Zimmerman’s defense tries to blame the victim for his own death
The undeniable truth of the Trayvon Martin case is that, based on fevered assumptions about a 17-year-old black teenager, George Zimmerman provoked a confrontation in which he ended up shooting a young man to death.
As Zimmerman’s trial closed Friday, his defense lawyer declared in summation that the unarmed Martin was to blame .
“We know he had the opportunity to go home, and he didn’t do that,” Mark O’Mara said, brazenly turning the world on its head . “The person who decided to make the night violent was the guy who didn’t go home when he had the chance.”

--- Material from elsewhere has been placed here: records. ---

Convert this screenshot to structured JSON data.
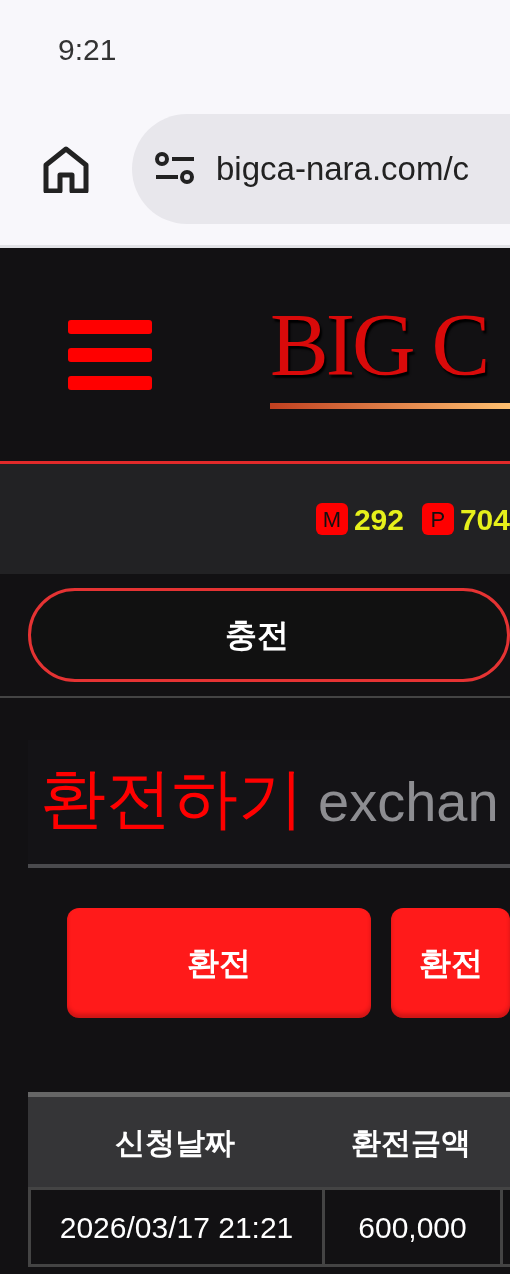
{
  "status_bar": {
    "time": "9:21"
  },
  "browser": {
    "url": "bigca-nara.com/c"
  },
  "header": {
    "logo": "BIG C"
  },
  "balances": [
    {
      "badge": "M",
      "value": "292"
    },
    {
      "badge": "P",
      "value": "704"
    }
  ],
  "charge_button": {
    "label": "충전"
  },
  "heading": {
    "title": "환전하기",
    "subtitle": "exchan"
  },
  "action_buttons": [
    "환전",
    "환전"
  ],
  "table": {
    "columns": [
      "신청날짜",
      "환전금액"
    ],
    "rows": [
      [
        "2026/03/17 21:21",
        "600,000"
      ]
    ]
  }
}
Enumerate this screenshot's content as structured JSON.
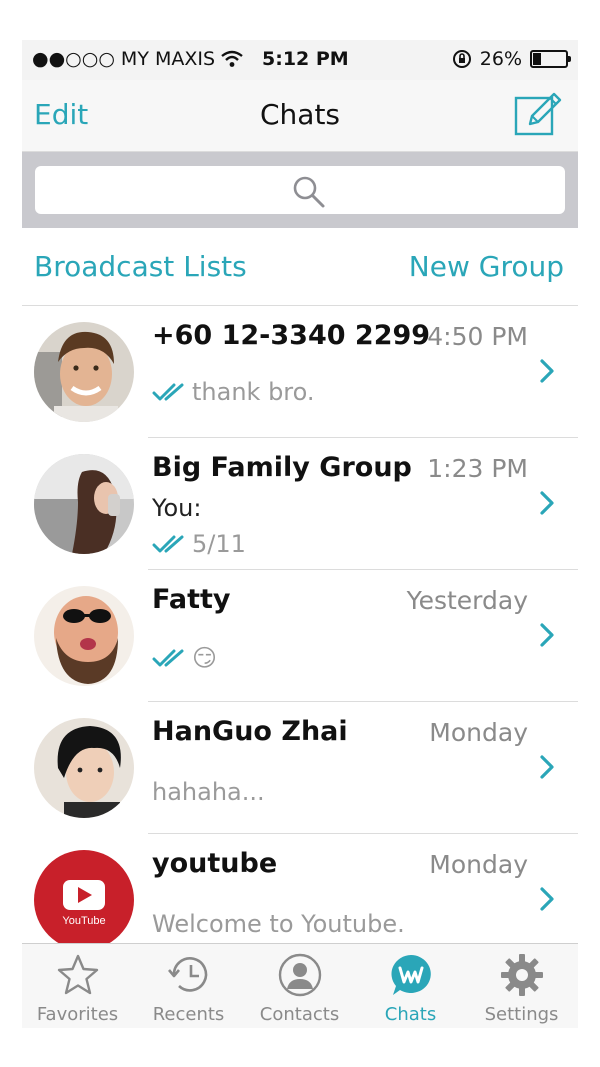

The six-member jury will decide whether prosecutors met the burden of proving that Zimmerman’s actions fit the definitions of either second-degree murder or manslaughter. Those judgments will entail wrestling with whether, in the end, Zimmerman can be credited with shooting Martin in self-defense, however culpable Zimmerman’s own conduct was.
That he bears damnable responsibility, as distinct from legal guilt, for Martin’s death is clear. Zimmerman alone instigated what happened in Sanford, Fla., on the night of Feb. 26, 2012.
He was scouting for burglars on neighborhood watch and, of critical importance, he carried a gun. Spotting Martin, he profiled a black teenager in a hoodie as a likely criminal. In fact, Martin was merely returning home from the store with a soda and a package of Skittles.
Zimmerman shadowed Martin and continued to do so after being instructed to stop by a police dispatcher. At one point, Martin told his girlfriend by cellphone that a “creepy-ass cracker” was following him.
What happened next may never be known and is at the heart of the jury’s deliberations.
Zimmerman claimed in pre-trial statements that Trayvon suddenly punched him, pinned him to the ground, knocked his head against the sidewalk and grabbed for Zimmerman’s gun. It was then, Zimmerman said, that he shot Trayvon out of fear for his life.
Prosecutors poked holes in this story — noting, for example, that Zimmerman’s modest head wounds were hardly consistent with the violent struggle he described. But, since no one else alive witnessed the fight, the only word anyone has is the killer’s. Plus his lawyer’s blame-the-victim contention that everything went wrong because Martin didn’t just walk home.
After Zimmerman groundlessly presumed the worst about a teenager who was doing nothing wrong. After Zimmerman took it upon himself to play cop after the real cops had told him to stand down. After Zimmerman brought a gun to a confrontation that could easily escalate into a fatality.
Whatever the jury’s verdict, Zimmerman started it that night — and finished it with a bullet.